Undertale is also a tour de force in keeping the player involved. For one, it's a RPG game for people don't like RPGs. The most novel mechanical inclusion is various SHMUP styled dodging minigames to avoid taking extra damage meaning that you always feel involved in the stakes of a fight rather than mechanically hitting the same buttons without worry. Of course it need not be said how such minigames add even further to the lush character portraits of the enemies you fight. Also, Undertale is constantly out to switch things up to keep players that much more engaged, using punchy humor and reasonable puzzles to keep the player immersed that much more. Even if you removed the metacommentary and stellar 3rd act finale boss fight from the picture, you would still be left with one of the best computer games of its year, if not of its decade.
Originally written for the SSI canon

this was the stuff for me in 4th grade, but it may be a little overhyped.

This review contains spoilers

Omg this game was amazing. I loved all the characters so much and the True Ending was one of the most emotional things I've experienced from a videogame in a long time.
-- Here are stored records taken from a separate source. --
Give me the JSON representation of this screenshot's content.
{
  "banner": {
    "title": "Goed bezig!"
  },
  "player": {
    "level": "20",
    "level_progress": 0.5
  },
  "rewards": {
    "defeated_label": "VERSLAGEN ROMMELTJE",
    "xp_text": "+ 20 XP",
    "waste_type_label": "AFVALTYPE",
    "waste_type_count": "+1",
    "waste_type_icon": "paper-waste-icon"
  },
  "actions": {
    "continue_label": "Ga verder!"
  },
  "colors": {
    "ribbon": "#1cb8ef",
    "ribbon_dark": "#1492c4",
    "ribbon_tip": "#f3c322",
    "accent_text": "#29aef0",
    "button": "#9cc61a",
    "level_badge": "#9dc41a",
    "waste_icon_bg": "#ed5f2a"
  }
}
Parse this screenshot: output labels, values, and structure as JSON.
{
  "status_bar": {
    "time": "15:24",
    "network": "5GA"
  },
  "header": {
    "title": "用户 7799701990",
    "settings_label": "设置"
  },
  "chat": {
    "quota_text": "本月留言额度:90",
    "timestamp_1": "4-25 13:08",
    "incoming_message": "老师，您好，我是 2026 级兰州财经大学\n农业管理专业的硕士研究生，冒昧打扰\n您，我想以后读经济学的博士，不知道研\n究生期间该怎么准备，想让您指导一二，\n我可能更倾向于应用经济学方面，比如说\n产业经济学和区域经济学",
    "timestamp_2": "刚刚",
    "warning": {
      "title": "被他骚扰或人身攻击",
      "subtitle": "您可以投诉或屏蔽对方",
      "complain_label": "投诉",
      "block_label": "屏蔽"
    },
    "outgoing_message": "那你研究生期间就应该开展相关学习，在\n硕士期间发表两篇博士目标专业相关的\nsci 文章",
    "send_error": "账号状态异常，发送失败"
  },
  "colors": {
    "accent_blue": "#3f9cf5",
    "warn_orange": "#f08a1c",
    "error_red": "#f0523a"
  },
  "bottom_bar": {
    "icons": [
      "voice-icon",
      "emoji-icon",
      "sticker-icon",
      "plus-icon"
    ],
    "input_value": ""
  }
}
I literally did not have the heart to go back and do the Genocide ending so I watched Youtubers do it instead lmao

Der Goldstandard der Indiespiele. Jeden Cent wert.